Eryn Joslyn, Alex Hooper, and Theo Allyn — three actors who made the biggest impact on the project, performance-wise. But more than that, they taught me how to direct. Yeah, I’d directed before, but they taught me more in twelve days than I’d been taught in the years since my time at Pittsburgh Filmmakers.
The point I'm clumsily trying to make is that great actors create great directors.
[Above, Theo, Eryn, and Alex on the set, prepping to shoot "Some Bad Fish."]
The single most important lesson I learned was that actors should learn their lines frontwards, backwards, and every other kind of wards imaginable. Then forget them. Given the option, I’d rather an actor go with his or her intuition than to follow the words I’ve written on the page. Unless, of course, I want mediocre performances. And given the three actors in question, a mediocre performance was highly unlikely. Had we the time, they could have created whole scenes only roughly based on the writing.

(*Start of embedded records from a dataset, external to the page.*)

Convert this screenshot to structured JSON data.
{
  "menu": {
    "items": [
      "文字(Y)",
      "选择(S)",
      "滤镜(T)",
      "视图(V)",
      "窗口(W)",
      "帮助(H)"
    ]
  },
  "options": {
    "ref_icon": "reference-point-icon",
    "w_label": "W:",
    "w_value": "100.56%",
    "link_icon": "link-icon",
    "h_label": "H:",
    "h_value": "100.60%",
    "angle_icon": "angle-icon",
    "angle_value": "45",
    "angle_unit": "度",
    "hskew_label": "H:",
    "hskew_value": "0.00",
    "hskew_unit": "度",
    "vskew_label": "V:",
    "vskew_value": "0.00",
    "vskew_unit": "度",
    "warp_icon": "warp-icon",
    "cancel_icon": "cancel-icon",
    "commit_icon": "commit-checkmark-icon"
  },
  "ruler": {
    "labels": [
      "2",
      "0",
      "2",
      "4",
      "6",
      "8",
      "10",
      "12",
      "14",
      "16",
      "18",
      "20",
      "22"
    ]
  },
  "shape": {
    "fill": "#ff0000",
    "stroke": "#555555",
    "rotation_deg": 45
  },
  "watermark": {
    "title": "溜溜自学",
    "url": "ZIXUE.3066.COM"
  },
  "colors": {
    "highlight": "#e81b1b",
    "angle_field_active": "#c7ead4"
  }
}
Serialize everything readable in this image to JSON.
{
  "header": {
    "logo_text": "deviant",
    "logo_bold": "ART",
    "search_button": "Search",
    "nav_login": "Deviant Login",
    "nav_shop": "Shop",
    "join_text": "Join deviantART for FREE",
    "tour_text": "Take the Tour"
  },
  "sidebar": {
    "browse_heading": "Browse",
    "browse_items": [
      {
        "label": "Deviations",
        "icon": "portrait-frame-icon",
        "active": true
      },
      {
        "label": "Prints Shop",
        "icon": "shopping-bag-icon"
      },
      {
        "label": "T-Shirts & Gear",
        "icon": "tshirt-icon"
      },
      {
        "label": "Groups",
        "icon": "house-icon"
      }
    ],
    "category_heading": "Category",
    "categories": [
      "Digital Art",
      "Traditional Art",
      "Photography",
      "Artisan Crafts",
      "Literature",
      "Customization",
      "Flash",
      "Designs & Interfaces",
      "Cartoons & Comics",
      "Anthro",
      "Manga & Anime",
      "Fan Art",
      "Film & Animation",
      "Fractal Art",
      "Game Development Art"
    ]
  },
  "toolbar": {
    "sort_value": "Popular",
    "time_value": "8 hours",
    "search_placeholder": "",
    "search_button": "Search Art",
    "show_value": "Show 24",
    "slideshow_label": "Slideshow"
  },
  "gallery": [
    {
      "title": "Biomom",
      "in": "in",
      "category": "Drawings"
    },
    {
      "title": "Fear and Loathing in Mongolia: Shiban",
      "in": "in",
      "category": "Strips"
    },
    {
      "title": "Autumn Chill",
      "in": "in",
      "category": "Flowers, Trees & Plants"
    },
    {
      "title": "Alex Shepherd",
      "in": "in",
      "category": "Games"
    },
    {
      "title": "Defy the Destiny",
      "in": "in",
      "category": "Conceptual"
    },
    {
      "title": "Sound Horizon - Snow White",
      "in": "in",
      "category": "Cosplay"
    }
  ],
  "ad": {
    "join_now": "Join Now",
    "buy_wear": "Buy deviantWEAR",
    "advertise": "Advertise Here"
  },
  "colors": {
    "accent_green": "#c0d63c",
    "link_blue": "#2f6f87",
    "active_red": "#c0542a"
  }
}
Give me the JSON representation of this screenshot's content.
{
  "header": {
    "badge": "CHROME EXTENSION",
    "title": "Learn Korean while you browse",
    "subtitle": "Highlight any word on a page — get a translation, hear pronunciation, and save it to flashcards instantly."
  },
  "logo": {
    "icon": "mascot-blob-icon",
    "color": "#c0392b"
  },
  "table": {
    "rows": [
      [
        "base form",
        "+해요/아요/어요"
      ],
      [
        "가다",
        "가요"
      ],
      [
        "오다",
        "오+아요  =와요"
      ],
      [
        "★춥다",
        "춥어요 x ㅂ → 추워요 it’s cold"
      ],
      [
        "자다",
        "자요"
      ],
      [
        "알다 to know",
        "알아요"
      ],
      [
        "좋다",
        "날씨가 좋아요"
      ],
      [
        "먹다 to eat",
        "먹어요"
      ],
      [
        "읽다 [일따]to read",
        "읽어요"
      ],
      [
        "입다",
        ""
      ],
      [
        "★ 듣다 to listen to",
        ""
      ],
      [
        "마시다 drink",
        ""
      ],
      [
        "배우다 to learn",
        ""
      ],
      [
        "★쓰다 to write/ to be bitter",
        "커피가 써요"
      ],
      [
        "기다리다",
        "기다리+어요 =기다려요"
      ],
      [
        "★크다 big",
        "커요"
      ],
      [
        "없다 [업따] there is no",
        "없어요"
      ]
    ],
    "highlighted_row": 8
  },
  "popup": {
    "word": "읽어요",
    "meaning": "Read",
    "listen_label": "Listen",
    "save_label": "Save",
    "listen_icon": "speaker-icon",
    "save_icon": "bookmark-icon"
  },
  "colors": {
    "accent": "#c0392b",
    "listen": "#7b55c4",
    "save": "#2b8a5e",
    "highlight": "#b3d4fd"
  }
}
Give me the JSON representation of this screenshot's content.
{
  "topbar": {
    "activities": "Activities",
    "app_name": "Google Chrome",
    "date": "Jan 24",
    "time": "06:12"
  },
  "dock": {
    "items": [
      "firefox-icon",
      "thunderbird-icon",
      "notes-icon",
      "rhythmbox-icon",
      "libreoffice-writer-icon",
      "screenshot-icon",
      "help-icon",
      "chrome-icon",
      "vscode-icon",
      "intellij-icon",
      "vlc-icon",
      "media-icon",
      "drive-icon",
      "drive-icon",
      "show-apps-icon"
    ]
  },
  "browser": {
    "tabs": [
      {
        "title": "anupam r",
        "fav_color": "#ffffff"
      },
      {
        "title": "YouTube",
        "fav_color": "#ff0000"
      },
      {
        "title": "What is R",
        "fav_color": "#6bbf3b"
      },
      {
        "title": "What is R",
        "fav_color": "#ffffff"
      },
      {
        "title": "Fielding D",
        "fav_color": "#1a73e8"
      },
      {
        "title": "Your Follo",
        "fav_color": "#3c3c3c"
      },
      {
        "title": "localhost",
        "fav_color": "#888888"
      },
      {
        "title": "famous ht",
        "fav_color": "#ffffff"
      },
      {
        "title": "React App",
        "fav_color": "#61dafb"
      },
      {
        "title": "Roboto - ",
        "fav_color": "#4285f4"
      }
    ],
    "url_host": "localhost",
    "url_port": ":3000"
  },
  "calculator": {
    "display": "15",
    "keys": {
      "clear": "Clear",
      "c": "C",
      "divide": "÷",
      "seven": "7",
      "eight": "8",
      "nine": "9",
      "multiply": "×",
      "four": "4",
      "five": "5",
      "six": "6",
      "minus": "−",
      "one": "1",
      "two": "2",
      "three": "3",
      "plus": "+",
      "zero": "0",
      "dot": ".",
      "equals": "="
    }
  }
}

Having worked with her closest, my lead actress, Eryn, taught me the most. She knew exactly what questions to ask and how to ask them. She navigated the dialogue with seemingly great ease. And she always brought her own ideas to the the part and the set. In short, she became Chloe. So much so, I don’t even remember what my image of Chloe had been for the six years prior to production. She managed to erase that image and replace it with her own interpretation.
Eryn was the lynch pin to this whole thing and I’ll forever be indebted to her. I’d take her over any actor anywhere. Bar none. She was meant to play the role and the very fact that I found her when I did is beyond belief.
So let me give you some advice: the next time you want to make a movie, give yourself one week to find all of the actors, be dissatisfied with the choices for the lead role, search for a choice you can live with and do so during Fourth of July weekend (when the rest of the world is on vacation), go online to find someone you can live with, convince her you’re not a stalker, audition her, come to realize — within the first thirty seconds — that she’s exactly the actor you’ve been looking for, and give her the role on the spot.
Successful casting is that easy.